Please read the records below and return each line holding the string "handle".

=== Records for the exercise ===

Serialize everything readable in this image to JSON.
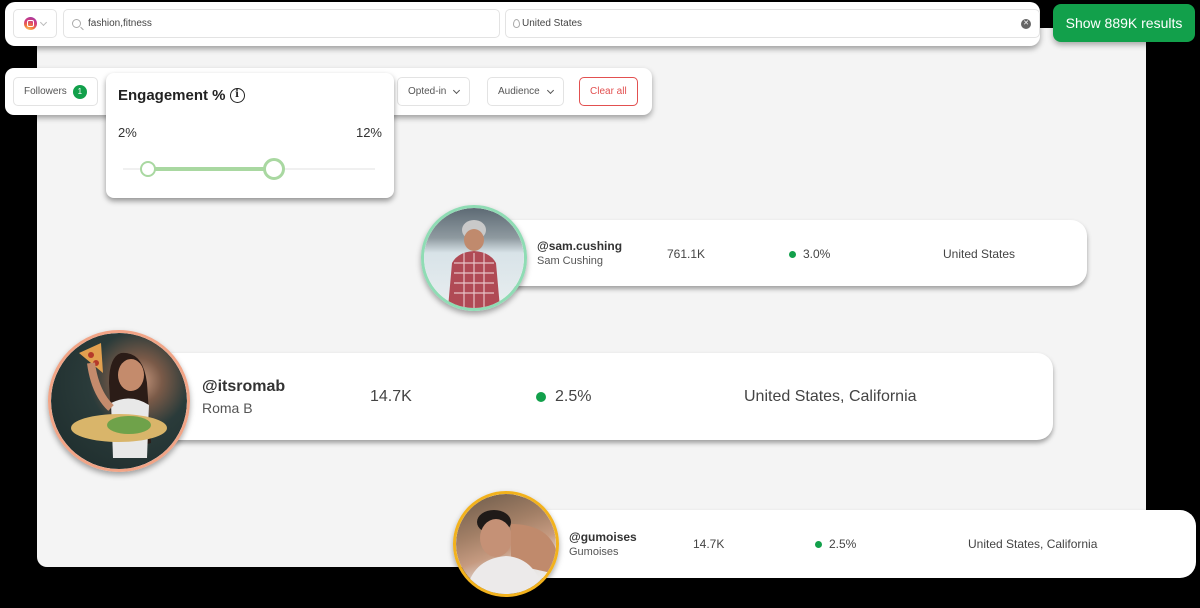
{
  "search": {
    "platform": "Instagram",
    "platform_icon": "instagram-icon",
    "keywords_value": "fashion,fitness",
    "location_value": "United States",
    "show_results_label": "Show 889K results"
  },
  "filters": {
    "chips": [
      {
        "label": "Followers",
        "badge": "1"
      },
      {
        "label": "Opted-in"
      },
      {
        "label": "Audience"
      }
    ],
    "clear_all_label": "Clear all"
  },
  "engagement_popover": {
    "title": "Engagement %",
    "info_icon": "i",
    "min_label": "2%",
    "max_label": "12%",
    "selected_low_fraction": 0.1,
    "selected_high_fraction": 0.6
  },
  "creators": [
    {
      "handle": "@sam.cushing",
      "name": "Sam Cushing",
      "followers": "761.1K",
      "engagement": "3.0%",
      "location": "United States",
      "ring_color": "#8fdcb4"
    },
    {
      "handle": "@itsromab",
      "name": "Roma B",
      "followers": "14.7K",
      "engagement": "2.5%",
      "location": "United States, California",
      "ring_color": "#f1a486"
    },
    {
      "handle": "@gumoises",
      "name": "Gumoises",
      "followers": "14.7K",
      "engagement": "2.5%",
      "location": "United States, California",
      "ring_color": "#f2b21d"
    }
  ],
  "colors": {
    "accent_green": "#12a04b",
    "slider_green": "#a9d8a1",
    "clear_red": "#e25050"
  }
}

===

» Answer space
      "handle": "@sam.cushing",
      "handle": "@itsromab",
      "handle": "@gumoises",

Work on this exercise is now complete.